As a result of Catherine not making payments on her loan, she now has a deemed distribution in the amount of the loan, plus accrued interest. A deemed distribution treats the loan as a taxable distribution from the plan, requiring a Form 1099-R to be issued to report the income to the participant, but the participant is still obligated to repay the loan. The loan also remains a plan asset until such time as Catherine takes a distribution of her account and the loan is offset. Additionally, if Catherine is younger than 59 ½, an additional 10% early withdrawal penalty will apply. If the plan provides for a cure period, Catherine may have until the end of the calendar quarter following the calendar quarter in which the unpaid repayment was due to bring things up to date to avoid the deemed distribution. However, in this case, that time has passed. Because the failure to pay wasn’t corrected in time, Catherine has a deemed distribution that triggered the Form 1099-R.
What happens now?
The plan sponsor knows that it made an error by not initiating the loan repayment through payroll deduction. It now has three options:
- Tell Catherine, “Too bad;” she has to pay the taxes. She should have noticed the payments were not being taken out of her paycheck sooner.
- Fix the failure through the IRS Employee Plans Compliance Resolution System (EPCRS) Voluntary Correction Program (“VCP”). As discussed in option 3 below, the plan sponsor can self-correct the failure. However, only by correcting the loan through VCP will the plan sponsor be able to apply to the Department of Labor’s Voluntary Fiduciary Correction Program and receive a ‘no action’ letter. This is a consideration that should be weighed when deciding if this method of correction is appropriate.
- As of April 2019, the plan sponsor may fix the failure through the EPCRS Self-Correction Program (“SCP”), using one of the following options:
- The participant can make a lump sum payment equal to the missed payments, plus accrued interest;
- The remaining balance of the loan, including accrued interest, may be reamortized over the remaining payment schedule of the original term of the loan (or an extended term not exceeding the maximum five-year repayment period); or
- A combination of either of the above methods.
The plan sponsor can pay the accrued interest as part of the correction outlined above to help make the situation right with the participant. Additionally, remember that even when a plan sponsor uses SCP, it is important to document that correction in a memo along with the supporting documentation showing the steps taken. This documentation should also be provided to the participant as they have been issued the Form 1099-R and may need it to explain why they may not have declared this income on their taxes.
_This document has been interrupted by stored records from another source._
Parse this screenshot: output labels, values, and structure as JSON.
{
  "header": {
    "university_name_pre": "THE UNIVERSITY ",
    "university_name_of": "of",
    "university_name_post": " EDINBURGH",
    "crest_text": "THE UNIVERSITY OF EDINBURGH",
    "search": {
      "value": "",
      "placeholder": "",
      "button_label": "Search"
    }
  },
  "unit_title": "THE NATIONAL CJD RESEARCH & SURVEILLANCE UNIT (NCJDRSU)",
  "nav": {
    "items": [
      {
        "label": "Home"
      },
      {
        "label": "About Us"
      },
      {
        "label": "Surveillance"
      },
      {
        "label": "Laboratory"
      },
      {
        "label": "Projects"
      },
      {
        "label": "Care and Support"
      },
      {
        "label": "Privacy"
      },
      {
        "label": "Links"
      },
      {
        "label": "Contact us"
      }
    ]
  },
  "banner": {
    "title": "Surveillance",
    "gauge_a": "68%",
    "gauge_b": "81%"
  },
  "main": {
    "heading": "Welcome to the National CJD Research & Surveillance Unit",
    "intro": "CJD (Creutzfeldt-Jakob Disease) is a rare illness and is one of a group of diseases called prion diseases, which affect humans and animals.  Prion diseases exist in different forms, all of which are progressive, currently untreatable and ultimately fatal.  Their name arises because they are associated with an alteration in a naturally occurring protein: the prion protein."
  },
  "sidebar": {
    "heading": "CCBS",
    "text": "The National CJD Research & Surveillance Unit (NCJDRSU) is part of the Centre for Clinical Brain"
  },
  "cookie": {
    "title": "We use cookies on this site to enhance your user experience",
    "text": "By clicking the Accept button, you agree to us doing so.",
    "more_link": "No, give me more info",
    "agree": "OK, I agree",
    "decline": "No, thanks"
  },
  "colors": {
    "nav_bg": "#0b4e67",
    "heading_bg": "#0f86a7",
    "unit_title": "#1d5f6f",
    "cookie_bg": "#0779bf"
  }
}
How important is the VCP filing of the loan correction and the protection of the ability to go to the DOL under VFCP? In typical lawyer fashion, we need to say, “It depends.” On a practical basis, the effect of DOL involvement in a loan problem would be for it to declare the loan to be a prohibited transaction, raising the potential of excise taxes equal to 15% of the loan interest, pyramiding for all years during which the loan is outstanding. A VFCP filing forestalls this. There is also a very small possibility that the plan could be disqualified if a prohibited transaction loan is left unresolved.
In most cases, the potential excise tax liability for a single loan is not significant. However, there may be times where the risk and the liability are higher. If you are concerned, seek legal counsel.
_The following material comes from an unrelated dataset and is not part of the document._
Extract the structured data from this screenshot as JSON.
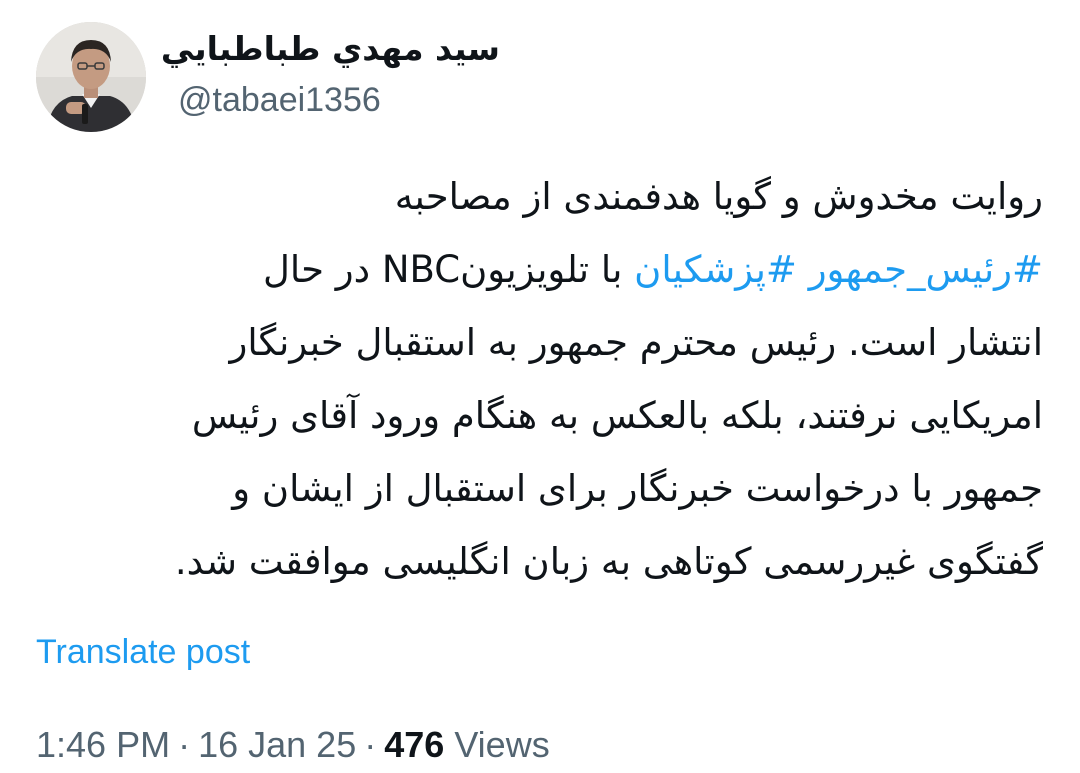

Things to Keep in Mind
If a loan was taken and payments were never made, this may not be considered a bona fide loan. This could again raise the specter of DOL involvement and classification of such a loan as a prohibited transaction. In this circumstance, however, the risks and liabilities are higher than those discussed above, particularly if the borrower is an owner or other highly compensated employee. If that situation arises, seek legal advice.
Even though we now have the beautiful SCP option, it is important to help clients put in place procedures to process and track loans to avoid deemed distributions. You should also monitor loans you administer for your clients closely to catch loans before they go into default.